**EXERCISE**
Report how many lines of the data below contain "name". Give nothing besides the number.

**AVAILABLE RECORDS**
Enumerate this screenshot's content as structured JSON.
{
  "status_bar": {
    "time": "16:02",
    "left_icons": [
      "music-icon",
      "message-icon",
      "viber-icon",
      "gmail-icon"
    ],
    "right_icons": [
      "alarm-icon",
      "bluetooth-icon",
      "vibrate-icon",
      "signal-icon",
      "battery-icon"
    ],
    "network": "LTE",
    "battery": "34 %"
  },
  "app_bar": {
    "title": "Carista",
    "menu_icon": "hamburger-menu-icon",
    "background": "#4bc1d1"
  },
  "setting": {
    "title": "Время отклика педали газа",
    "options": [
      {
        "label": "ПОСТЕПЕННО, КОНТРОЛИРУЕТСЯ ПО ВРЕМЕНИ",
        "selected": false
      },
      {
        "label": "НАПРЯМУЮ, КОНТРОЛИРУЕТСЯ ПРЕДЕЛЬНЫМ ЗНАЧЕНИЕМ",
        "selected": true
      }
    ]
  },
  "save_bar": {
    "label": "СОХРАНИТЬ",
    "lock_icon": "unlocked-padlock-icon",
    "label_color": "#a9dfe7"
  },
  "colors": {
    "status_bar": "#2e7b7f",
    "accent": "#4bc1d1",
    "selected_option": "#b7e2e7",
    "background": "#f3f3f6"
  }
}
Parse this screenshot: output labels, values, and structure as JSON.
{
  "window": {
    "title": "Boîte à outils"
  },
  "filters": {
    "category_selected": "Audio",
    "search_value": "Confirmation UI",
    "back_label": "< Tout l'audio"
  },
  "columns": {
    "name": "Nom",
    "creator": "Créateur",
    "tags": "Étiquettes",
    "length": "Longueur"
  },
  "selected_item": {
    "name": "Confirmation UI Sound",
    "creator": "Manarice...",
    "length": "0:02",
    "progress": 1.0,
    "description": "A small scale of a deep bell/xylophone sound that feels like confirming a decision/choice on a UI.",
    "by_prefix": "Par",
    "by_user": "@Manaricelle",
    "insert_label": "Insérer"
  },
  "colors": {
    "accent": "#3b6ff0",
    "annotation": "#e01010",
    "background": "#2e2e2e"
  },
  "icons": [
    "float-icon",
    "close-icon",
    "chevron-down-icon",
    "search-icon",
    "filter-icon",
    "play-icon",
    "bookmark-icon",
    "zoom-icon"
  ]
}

**TASK OUTPUT**
2